Crucial to making this work was acknowledging that some hams were interested in long-distance experiments but not necessarily in handling message traffic. Thus, there were three classes of operators: local, long-distance traffic, and long-distance non-traffic. No station was permitted to work both long-distance periods on the same night. This single new realization went a long way toward eliminating the friction between the groups.
Each club handled enforcement under the coordination of the city manager. After investigating a violation, the club to which the offender belonged would be fined. If the offender was not a member of any club, the one in whose territory he resided would be fined. It was then up to that club to collect payment from the individual amateur, if possible, or ensure that no further violations occurred. But it turned out that the system worked so well that very few fines were ever charged. The Council also organized a direction-finder squad whose job was to locate unlicensed stations or other unidentified offenders.
Proud of their accomplishment, Mathews boasted that “these methods combined with the loyal mutual cooperation of our big fraternal radio ‘club-families’ have converted Chicago from a radio-Bolshevist community to what I now believe it to be, the best big radio city in the United States…” The Chicago Plan, as it came to be known, was a model for cooperative operation.
The Smith Cup was a one-time award in the form of a loving cup, donated by Seymour Wemyss Smith of the Hartford Courant (and ARRL member), to be given to “the amateur performing the most outstanding feat in the interest of Citizen Radio” during the summer months as determined by a committee.2 R. S. Kruse 3ABI, agreed to chair the selection committee and enlisted other well-known amateurs including Vermilya, 1ZE; Goette, 2JU; E. H. Merritt, 4YA; J. M. Clayton, 5ZL; A. E. Bessey, 6ZK; Royal Mumford, 7ZJ; Rev. A. J. Manning, and 8ZG; and R. H. G. Mathews, 9ZN. What exactly could constitute a “most astounding feat” was unspecified but could include achievements in on-air operation, technology, organization, or publication. Regardless, the award was clearly aimed at summer, when operating was more difficult.

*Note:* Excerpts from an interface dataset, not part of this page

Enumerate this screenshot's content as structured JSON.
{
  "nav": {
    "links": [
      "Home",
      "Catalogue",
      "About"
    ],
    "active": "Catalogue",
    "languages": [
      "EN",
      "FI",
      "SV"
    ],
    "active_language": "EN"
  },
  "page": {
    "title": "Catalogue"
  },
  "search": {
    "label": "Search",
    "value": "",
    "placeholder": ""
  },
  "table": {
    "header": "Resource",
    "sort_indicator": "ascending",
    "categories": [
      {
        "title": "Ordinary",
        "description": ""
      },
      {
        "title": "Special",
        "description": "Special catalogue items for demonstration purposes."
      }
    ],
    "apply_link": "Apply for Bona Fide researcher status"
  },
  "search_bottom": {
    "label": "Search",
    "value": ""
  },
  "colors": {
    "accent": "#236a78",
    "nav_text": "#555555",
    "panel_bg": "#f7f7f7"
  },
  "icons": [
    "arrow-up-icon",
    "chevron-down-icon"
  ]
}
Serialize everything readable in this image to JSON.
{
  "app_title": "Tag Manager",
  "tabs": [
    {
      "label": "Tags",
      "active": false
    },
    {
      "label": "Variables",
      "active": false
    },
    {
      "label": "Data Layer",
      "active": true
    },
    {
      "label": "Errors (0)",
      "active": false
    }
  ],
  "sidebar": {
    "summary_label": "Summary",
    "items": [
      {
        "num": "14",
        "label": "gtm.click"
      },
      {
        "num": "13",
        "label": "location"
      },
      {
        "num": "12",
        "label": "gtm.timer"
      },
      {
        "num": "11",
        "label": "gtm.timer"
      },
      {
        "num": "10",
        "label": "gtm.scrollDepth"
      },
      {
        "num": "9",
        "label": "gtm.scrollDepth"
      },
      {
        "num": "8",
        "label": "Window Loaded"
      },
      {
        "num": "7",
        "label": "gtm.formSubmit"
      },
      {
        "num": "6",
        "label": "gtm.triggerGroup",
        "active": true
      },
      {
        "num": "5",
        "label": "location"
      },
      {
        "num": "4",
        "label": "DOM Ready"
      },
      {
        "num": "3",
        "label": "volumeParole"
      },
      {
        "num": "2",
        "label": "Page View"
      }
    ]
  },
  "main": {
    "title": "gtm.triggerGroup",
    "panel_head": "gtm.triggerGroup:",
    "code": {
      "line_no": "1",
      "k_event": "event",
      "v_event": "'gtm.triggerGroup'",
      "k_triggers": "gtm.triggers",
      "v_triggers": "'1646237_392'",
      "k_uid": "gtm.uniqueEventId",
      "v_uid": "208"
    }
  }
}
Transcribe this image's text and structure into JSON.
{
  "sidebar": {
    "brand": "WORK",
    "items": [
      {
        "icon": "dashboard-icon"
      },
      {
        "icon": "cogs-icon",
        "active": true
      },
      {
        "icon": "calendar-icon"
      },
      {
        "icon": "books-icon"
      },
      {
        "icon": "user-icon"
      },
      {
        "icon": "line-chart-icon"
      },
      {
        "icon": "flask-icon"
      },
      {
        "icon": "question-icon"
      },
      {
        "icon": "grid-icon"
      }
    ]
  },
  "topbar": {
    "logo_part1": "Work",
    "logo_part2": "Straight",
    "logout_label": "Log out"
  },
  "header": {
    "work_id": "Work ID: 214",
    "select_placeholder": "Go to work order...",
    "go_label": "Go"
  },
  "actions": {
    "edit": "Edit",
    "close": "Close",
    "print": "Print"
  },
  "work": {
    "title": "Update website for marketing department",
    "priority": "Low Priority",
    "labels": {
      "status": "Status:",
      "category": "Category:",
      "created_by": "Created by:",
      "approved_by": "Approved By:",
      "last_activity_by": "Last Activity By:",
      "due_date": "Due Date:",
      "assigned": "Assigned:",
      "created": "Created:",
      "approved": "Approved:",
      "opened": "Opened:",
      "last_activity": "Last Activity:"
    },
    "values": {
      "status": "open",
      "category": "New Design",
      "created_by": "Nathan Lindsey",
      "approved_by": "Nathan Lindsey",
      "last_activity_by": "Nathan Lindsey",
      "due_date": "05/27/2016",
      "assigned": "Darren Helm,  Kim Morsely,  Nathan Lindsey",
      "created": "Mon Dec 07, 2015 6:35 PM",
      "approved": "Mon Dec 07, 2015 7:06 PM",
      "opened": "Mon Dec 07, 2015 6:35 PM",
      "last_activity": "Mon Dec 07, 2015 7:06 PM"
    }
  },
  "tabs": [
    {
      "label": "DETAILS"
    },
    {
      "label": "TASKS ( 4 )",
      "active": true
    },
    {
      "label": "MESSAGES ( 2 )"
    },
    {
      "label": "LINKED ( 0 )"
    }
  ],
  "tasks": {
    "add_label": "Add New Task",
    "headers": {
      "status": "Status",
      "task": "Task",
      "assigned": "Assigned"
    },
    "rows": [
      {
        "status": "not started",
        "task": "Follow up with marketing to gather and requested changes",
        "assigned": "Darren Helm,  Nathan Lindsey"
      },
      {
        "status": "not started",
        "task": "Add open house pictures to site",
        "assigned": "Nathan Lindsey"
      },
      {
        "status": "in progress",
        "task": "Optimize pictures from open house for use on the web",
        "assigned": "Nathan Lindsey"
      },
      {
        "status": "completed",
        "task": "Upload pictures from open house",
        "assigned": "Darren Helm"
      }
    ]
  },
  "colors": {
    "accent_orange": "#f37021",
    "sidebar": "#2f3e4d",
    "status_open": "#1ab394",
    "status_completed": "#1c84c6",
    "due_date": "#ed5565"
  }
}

In spring 1922, the Smith cup was awarded to the Chicago Executive Radio Council, in recognition of The Chicago Plan. It is unclear whether Mathews, as a committee member, participated in the selection.3
For the first time, Calls Heard contained reports from stations hearing calls from every district. And 9CA and 9GC reported hearing both coasts at the same time, another first in a decade that would produce many more.